Picking up where the session with Aimee and Jack left off, Jack could get an "A" in the quiz if asked to repeat what Aimee said she wants when returning home grumpy after work. But being able to follow through as requested was another matter. As he sat with that, "Roger, please help" look on his face, I was as compassionate for Jack as for any of us who have "been there". "Jack," I asked, "Is Aimee's request reasonable?" "Yes," he said, "but man, I can't imagine ever being ab
Nothing looked terribly wrong when Aimee walked into the condo after work that Friday. But on the other hand, nothing looked that right either. I instinctively began reading the tea leaves. It wasn't til I discussed what happened with Roger that I realized how much energy I put into divining Aimee's after work mood. I didn't see myself as particularly well cut out for that kind of work. In my home growing up, Dad wasn't around and we didn't think twice about attending to Mom
If being a single adult is as challenging as my blogs so far have suggested, then finding fulfillment in a couple must border on the impossible! But no; in some ways it's quite the opposite: Once the couple sees the potential for giving and receiving critical support to help each other be his/her best, then the advantages of collaboration can outweigh the challenges.
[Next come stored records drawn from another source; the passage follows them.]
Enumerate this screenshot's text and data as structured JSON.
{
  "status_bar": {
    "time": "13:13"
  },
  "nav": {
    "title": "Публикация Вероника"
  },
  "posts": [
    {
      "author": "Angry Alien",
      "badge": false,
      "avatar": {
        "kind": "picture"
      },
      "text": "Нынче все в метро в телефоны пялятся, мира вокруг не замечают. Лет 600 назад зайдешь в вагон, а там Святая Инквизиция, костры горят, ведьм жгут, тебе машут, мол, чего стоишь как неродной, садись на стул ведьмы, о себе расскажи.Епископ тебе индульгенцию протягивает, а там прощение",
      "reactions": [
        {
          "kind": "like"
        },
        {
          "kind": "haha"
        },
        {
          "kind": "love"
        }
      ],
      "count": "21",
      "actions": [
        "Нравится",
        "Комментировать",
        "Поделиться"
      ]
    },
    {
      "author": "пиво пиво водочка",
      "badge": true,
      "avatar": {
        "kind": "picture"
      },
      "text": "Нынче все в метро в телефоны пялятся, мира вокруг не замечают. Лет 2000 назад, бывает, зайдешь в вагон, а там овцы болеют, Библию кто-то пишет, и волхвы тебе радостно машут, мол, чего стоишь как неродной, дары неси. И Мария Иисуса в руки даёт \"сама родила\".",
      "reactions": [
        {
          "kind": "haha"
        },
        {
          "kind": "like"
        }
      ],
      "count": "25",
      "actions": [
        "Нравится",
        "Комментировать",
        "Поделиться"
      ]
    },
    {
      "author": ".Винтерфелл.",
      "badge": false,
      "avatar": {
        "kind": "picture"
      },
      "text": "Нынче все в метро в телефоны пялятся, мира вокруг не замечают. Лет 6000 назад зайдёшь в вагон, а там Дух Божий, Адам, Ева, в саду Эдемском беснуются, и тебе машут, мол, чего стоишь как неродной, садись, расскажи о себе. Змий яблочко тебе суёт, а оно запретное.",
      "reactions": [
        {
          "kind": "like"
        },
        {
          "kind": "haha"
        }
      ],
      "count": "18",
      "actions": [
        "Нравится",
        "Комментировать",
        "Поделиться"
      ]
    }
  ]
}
Joe felt chronic frustration over the lack of consistent sexual intimacy with Jan. This couple has been marrie